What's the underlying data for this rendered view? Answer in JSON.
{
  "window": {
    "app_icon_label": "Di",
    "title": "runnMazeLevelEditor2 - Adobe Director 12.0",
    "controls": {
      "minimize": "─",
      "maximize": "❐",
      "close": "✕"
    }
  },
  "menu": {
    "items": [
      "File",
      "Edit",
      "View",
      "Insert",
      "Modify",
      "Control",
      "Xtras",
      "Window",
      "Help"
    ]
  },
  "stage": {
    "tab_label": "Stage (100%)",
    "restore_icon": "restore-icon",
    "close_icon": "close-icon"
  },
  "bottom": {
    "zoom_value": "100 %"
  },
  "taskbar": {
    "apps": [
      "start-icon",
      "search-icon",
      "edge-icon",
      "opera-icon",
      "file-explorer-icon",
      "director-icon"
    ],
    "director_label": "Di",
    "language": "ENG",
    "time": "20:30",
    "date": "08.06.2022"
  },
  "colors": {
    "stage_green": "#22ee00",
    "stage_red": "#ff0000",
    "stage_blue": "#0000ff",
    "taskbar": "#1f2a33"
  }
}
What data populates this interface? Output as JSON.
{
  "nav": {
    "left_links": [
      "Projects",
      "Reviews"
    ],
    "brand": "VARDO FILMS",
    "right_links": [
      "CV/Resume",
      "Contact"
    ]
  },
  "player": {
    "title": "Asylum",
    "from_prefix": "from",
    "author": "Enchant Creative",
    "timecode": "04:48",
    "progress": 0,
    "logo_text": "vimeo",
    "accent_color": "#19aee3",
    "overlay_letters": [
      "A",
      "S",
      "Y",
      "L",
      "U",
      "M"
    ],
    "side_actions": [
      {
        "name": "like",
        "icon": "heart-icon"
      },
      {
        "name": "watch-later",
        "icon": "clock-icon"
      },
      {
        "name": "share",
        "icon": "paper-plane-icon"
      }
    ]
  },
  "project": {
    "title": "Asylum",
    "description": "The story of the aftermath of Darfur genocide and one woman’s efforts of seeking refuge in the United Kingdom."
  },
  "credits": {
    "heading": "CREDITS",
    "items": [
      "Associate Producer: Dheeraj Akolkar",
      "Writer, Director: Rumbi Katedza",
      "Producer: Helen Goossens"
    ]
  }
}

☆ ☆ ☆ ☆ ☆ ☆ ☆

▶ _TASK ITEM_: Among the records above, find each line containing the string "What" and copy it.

▶ _ANSWER SPACE_:
What's the underlying data for this rendered view? Answer in JSON.
What data populates this interface? Output as JSON.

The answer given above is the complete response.